## WORK TO BE COMPLETED
Show every line from the entries that follow which holds the word "JSON".
++++++++++++++++++++
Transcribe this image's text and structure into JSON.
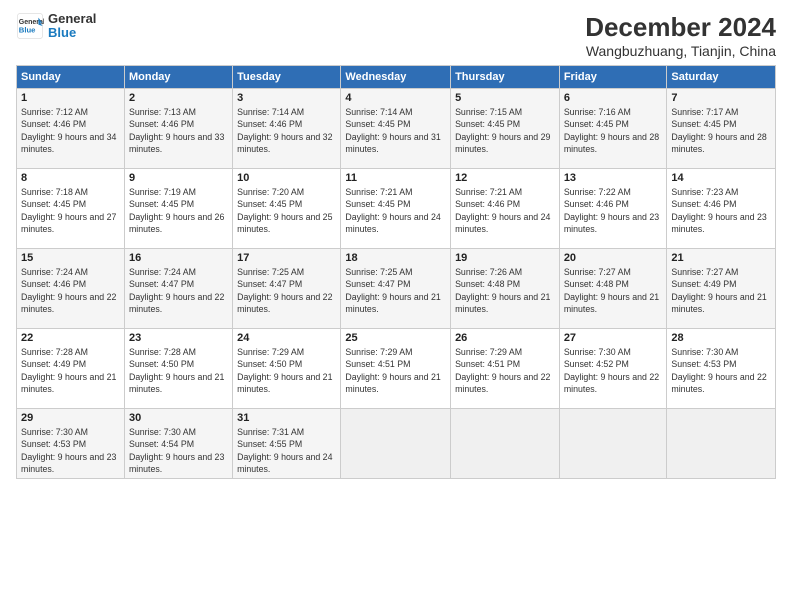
{
  "header": {
    "logo_line1": "General",
    "logo_line2": "Blue",
    "title": "December 2024",
    "subtitle": "Wangbuzhuang, Tianjin, China"
  },
  "days_of_week": [
    "Sunday",
    "Monday",
    "Tuesday",
    "Wednesday",
    "Thursday",
    "Friday",
    "Saturday"
  ],
  "weeks": [
    [
      {
        "day": 1,
        "sunrise": "7:12 AM",
        "sunset": "4:46 PM",
        "daylight": "9 hours and 34 minutes."
      },
      {
        "day": 2,
        "sunrise": "7:13 AM",
        "sunset": "4:46 PM",
        "daylight": "9 hours and 33 minutes."
      },
      {
        "day": 3,
        "sunrise": "7:14 AM",
        "sunset": "4:46 PM",
        "daylight": "9 hours and 32 minutes."
      },
      {
        "day": 4,
        "sunrise": "7:14 AM",
        "sunset": "4:45 PM",
        "daylight": "9 hours and 31 minutes."
      },
      {
        "day": 5,
        "sunrise": "7:15 AM",
        "sunset": "4:45 PM",
        "daylight": "9 hours and 29 minutes."
      },
      {
        "day": 6,
        "sunrise": "7:16 AM",
        "sunset": "4:45 PM",
        "daylight": "9 hours and 28 minutes."
      },
      {
        "day": 7,
        "sunrise": "7:17 AM",
        "sunset": "4:45 PM",
        "daylight": "9 hours and 28 minutes."
      }
    ],
    [
      {
        "day": 8,
        "sunrise": "7:18 AM",
        "sunset": "4:45 PM",
        "daylight": "9 hours and 27 minutes."
      },
      {
        "day": 9,
        "sunrise": "7:19 AM",
        "sunset": "4:45 PM",
        "daylight": "9 hours and 26 minutes."
      },
      {
        "day": 10,
        "sunrise": "7:20 AM",
        "sunset": "4:45 PM",
        "daylight": "9 hours and 25 minutes."
      },
      {
        "day": 11,
        "sunrise": "7:21 AM",
        "sunset": "4:45 PM",
        "daylight": "9 hours and 24 minutes."
      },
      {
        "day": 12,
        "sunrise": "7:21 AM",
        "sunset": "4:46 PM",
        "daylight": "9 hours and 24 minutes."
      },
      {
        "day": 13,
        "sunrise": "7:22 AM",
        "sunset": "4:46 PM",
        "daylight": "9 hours and 23 minutes."
      },
      {
        "day": 14,
        "sunrise": "7:23 AM",
        "sunset": "4:46 PM",
        "daylight": "9 hours and 23 minutes."
      }
    ],
    [
      {
        "day": 15,
        "sunrise": "7:24 AM",
        "sunset": "4:46 PM",
        "daylight": "9 hours and 22 minutes."
      },
      {
        "day": 16,
        "sunrise": "7:24 AM",
        "sunset": "4:47 PM",
        "daylight": "9 hours and 22 minutes."
      },
      {
        "day": 17,
        "sunrise": "7:25 AM",
        "sunset": "4:47 PM",
        "daylight": "9 hours and 22 minutes."
      },
      {
        "day": 18,
        "sunrise": "7:25 AM",
        "sunset": "4:47 PM",
        "daylight": "9 hours and 21 minutes."
      },
      {
        "day": 19,
        "sunrise": "7:26 AM",
        "sunset": "4:48 PM",
        "daylight": "9 hours and 21 minutes."
      },
      {
        "day": 20,
        "sunrise": "7:27 AM",
        "sunset": "4:48 PM",
        "daylight": "9 hours and 21 minutes."
      },
      {
        "day": 21,
        "sunrise": "7:27 AM",
        "sunset": "4:49 PM",
        "daylight": "9 hours and 21 minutes."
      }
    ],
    [
      {
        "day": 22,
        "sunrise": "7:28 AM",
        "sunset": "4:49 PM",
        "daylight": "9 hours and 21 minutes."
      },
      {
        "day": 23,
        "sunrise": "7:28 AM",
        "sunset": "4:50 PM",
        "daylight": "9 hours and 21 minutes."
      },
      {
        "day": 24,
        "sunrise": "7:29 AM",
        "sunset": "4:50 PM",
        "daylight": "9 hours and 21 minutes."
      },
      {
        "day": 25,
        "sunrise": "7:29 AM",
        "sunset": "4:51 PM",
        "daylight": "9 hours and 21 minutes."
      },
      {
        "day": 26,
        "sunrise": "7:29 AM",
        "sunset": "4:51 PM",
        "daylight": "9 hours and 22 minutes."
      },
      {
        "day": 27,
        "sunrise": "7:30 AM",
        "sunset": "4:52 PM",
        "daylight": "9 hours and 22 minutes."
      },
      {
        "day": 28,
        "sunrise": "7:30 AM",
        "sunset": "4:53 PM",
        "daylight": "9 hours and 22 minutes."
      }
    ],
    [
      {
        "day": 29,
        "sunrise": "7:30 AM",
        "sunset": "4:53 PM",
        "daylight": "9 hours and 23 minutes."
      },
      {
        "day": 30,
        "sunrise": "7:30 AM",
        "sunset": "4:54 PM",
        "daylight": "9 hours and 23 minutes."
      },
      {
        "day": 31,
        "sunrise": "7:31 AM",
        "sunset": "4:55 PM",
        "daylight": "9 hours and 24 minutes."
      },
      null,
      null,
      null,
      null
    ]
  ]
}
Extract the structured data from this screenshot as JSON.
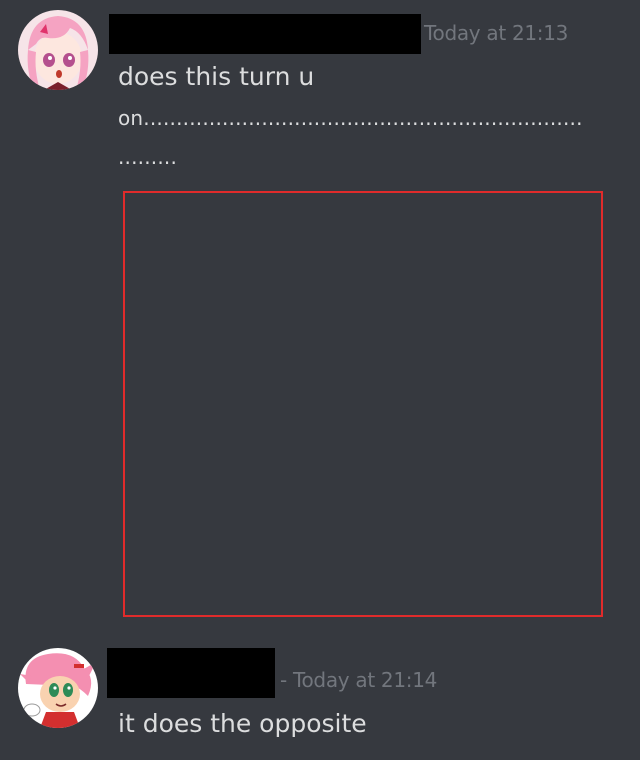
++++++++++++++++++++
## RESPONSE TO THE TASK
Transcribe this image's text and structure into JSON.
Extract the structured data from this screenshot as JSON.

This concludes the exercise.